Pre-determined news releases are considered a controlled variable. One such example is a company’s earnings announcements. Rarely do companies report earnings outside prescribed times and many websites provide earnings calendars. Typically earnings reports are released pre or post market so they do not disrupt the market and give investors ample time to digest the information.
On the other spectrum is currency trading that is affected by global economic news. This is new to most equities traders since foreign economic news is not something most equities traders follow. Since the currency markets never really close, economic news can be released anytime and move the market. A trader needs to be extremely aware of what events are forthcoming and what the data’s effect will mean to their position. Following an economic news calendar is mandatory for the Forex trader. An excellent example of such a calendar can be found at www.mbtrading.com /economicCalendar.aspx. This calendar is free and is updated in a timely manner.
A Forex trader must familiarize oneself with an economic calendar and know when releases come out. Getting caught in a planned news event is an avoidable mistake. Simply checking an economic calendar and making sure to close positions ahead of news events can save your account from unnecessary losses. If you choose to hold a position through an economic news release your account should be lightly leveraged with a stop loss order in place.
To emphasize my point is this 5 minute chart showing the effects of a recent news event on 1/29/2009 and the 15 minutes following the U.S. Fed Funds announcement whereby they left rates unchanged:
During my experience in the 30 year Treasury pit at the Chicago Board of Trade (CBOT), I became acutely aware of the effects of leverage and news.
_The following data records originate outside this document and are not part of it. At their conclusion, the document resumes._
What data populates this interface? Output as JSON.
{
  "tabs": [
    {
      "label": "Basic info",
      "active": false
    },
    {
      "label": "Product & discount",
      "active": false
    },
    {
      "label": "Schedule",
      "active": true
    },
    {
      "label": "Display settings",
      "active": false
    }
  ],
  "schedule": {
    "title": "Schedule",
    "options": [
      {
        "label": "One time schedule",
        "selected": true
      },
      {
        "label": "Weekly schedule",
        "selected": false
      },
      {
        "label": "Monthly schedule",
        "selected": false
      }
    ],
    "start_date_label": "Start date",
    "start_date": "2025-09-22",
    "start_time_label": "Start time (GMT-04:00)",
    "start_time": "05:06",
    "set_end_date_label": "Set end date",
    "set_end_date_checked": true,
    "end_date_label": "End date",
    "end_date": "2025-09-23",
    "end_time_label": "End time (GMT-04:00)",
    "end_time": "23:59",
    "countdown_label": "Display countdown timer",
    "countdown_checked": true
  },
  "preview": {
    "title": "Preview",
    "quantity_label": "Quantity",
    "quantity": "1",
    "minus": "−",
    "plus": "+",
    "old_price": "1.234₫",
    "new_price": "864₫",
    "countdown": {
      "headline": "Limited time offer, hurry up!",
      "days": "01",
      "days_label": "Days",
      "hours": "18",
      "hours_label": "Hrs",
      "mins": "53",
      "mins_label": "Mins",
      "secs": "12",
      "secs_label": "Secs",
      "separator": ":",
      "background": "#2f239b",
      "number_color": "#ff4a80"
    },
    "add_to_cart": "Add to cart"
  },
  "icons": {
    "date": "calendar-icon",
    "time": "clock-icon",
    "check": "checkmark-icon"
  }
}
Working in the pits provided me a unique perspective to what is important to leveraged traders. It was critical to be aware of pending economic data and not get caught in a major spike one way or the other. In the pits most small traders would close any open position before the news announcement and the big players would lighten up their positions to manage their risk.
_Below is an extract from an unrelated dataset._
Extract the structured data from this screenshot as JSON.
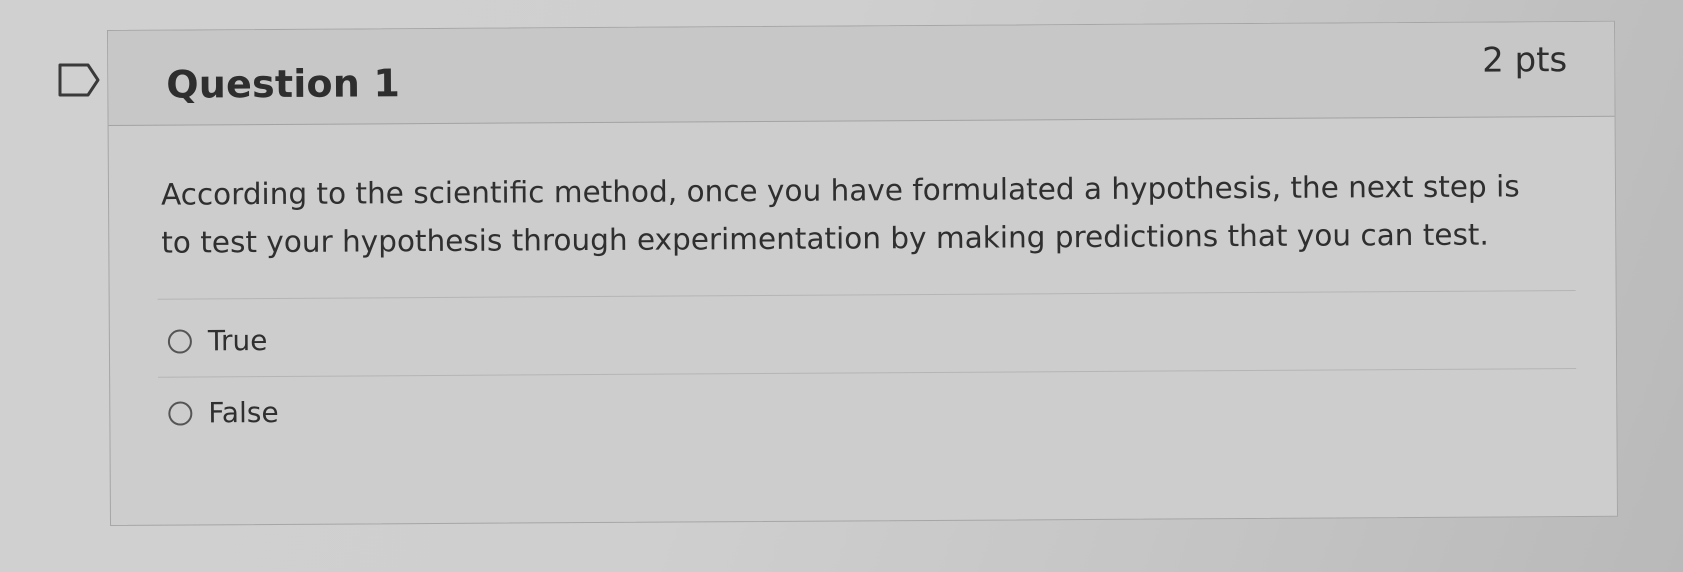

Seconds before the data would be released, you could hear a pin drop as the tension in the pits grew. When the data was released, wild fluctuations would take place in a matter of seconds, fortunes made and lost before the market digested the news and settled down. Since the release of news was such a dramatic event on the floor it taught me the importance of learning when news events would take place. Hopefully the hard fought lessons I learned in the pit can help others avoid these problems, though unfortunately, we often cannot learn the lessons of another.
Disclosure: Trading in securities, commodity futures and off-exchange foreign currency (forex) is speculative in nature and not appropriate for all investors. Investors should only use risk capital when trading securities, commodity futures and forex because there is always the risk of substantial loss.
Sean Lydiard is Vice President of Institutional Trading at MBT Institutional a division of MB Trading. Prior to joining MBT Institutional, Mr. Lydiard was a securities trader for Electronic Trading Group, he began his career in the 30 year pit at the Chicago Board of Trade (CBOT). Mr. Lydiard is an active member of the Securities Traders Association of Los Angeles. He received his BA in Finance from the University of Colorado at Boulder and has his Series 3, 7, 24, 55 and 63 industry licenses.